See, there is a connection between honesty and grace. If I am not certain, absolutely positive, that a relationship is founded on grace, I won’t risk total honesty, whether it’s with a friend, a family member, or even my husband. The possibility of rejection and the threat of exposure are too much. I’m guessing you are the same way.
This affects our relationship with God, too. We have a mental grasp that He is loving and gracious, but until that truth gets hold of us at our core, we hide from Him just like Adam and Eve did. Even though He invites us to come to Him dozens of times over and promises us rest and acceptance and love when we do, we still struggle with being honest with God.
Maybe it conjures up images of an interrogation room with bright lights, forcing us to a sweat-drenched confession. Maybe it’s more like a swath of red marks when we’ve tried, only to fail miserably. Or maybe we hear God in a voice that sounds far too much like someone else, someone we could never please or satisfy.
Genuine honesty with God isn’t like that at all.

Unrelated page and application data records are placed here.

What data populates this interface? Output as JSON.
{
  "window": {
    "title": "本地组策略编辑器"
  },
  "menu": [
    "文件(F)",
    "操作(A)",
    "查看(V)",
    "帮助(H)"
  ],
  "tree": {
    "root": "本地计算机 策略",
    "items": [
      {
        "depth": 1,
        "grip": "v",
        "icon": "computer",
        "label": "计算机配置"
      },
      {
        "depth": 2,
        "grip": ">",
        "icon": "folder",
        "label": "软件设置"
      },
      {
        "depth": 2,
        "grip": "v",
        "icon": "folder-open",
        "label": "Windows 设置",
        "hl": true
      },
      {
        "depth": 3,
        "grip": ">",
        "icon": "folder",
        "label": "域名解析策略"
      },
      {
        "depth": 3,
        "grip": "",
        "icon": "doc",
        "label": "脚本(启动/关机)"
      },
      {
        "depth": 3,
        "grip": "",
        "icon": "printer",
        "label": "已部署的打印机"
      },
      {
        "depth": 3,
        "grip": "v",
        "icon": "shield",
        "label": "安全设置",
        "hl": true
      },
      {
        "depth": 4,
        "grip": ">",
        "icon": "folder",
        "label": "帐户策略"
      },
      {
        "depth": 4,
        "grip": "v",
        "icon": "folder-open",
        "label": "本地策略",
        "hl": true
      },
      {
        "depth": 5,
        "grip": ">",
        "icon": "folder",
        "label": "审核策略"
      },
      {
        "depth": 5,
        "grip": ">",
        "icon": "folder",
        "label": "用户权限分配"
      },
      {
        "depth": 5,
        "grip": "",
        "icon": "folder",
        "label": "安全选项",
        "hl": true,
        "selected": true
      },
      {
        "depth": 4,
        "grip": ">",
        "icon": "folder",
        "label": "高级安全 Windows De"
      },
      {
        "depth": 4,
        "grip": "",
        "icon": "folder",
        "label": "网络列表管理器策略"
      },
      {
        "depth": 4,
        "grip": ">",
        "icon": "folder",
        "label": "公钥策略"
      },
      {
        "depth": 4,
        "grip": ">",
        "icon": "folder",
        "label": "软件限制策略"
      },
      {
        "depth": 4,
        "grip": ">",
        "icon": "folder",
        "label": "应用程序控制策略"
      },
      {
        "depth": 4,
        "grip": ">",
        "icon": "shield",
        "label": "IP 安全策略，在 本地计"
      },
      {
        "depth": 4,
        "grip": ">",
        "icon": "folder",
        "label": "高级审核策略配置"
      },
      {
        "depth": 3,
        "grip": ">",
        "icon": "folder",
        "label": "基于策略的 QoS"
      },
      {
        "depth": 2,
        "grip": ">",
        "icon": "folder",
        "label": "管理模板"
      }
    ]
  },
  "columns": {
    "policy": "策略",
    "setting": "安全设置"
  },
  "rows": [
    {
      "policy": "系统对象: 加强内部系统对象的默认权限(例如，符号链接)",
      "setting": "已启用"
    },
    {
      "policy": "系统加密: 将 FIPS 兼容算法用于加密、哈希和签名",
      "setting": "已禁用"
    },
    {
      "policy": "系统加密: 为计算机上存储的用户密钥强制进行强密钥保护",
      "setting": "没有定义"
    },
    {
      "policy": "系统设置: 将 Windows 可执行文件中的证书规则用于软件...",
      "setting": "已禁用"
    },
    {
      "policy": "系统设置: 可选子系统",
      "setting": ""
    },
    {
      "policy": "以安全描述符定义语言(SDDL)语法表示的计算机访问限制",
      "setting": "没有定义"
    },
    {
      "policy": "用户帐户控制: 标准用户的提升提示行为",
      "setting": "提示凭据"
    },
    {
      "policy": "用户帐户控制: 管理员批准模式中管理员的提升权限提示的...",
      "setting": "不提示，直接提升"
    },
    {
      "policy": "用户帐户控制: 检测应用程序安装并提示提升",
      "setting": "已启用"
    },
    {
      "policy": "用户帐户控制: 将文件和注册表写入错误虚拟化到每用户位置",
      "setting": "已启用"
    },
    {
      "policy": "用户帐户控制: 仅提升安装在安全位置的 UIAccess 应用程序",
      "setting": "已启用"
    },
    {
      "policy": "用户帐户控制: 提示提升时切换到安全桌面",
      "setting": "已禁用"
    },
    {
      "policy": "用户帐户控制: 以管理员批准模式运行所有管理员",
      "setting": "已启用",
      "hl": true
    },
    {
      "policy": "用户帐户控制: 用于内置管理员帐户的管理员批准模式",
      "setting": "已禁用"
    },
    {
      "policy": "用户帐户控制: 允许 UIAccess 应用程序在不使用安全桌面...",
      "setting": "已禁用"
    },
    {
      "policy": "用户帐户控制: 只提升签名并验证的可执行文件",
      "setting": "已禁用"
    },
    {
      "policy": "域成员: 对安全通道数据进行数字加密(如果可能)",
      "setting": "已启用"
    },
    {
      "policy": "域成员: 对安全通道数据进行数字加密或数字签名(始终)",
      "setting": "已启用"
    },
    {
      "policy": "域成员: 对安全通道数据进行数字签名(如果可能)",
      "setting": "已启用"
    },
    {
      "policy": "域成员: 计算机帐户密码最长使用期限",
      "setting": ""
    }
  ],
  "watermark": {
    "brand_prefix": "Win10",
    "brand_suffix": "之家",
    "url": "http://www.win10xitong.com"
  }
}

In fact, it is a supreme expression of our faith in His goodness. It underscores our utter trust in His boundless grace. It demonstrates a desire for deep intimacy with Him in our willingness to turn loose of anything and everything that might stand in the way of that.
In Isaiah, God offers one of His many invitations.
“Come now, and let us reason together,” says the Lord. “Though your sins are like scarlet, they shall be as white as snow; though they are red like crimson, they shall be as wool.” Isaiah 1:18
It’s an invitation to honesty, and it’s backed with a promise of grace. That’s an invitation worth accepting.